Hunt through the entries for the word "marketing" and copy each line in which it appears.

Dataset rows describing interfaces

--

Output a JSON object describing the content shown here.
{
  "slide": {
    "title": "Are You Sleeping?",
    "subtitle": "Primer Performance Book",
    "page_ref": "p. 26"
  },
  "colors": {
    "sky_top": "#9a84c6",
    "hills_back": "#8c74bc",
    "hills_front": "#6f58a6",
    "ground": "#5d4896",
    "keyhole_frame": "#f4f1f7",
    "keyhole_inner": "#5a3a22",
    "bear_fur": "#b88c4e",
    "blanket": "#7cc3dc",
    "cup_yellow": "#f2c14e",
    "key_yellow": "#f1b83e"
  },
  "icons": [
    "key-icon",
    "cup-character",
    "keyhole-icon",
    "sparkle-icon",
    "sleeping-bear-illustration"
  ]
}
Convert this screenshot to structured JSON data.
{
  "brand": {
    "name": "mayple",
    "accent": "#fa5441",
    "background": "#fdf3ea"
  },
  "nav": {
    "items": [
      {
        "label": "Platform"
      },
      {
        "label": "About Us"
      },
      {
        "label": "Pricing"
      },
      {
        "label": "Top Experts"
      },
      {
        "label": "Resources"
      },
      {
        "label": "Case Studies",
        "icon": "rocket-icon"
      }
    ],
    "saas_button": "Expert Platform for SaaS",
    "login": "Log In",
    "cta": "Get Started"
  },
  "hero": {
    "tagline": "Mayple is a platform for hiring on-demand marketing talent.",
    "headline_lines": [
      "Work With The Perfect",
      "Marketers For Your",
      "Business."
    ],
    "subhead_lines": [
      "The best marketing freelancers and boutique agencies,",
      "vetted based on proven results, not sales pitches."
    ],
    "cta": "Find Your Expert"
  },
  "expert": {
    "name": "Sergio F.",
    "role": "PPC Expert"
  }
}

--

### SOLUTION
    "tagline": "Mayple is a platform for hiring on-demand marketing talent.",
      "The best marketing freelancers and boutique agencies,",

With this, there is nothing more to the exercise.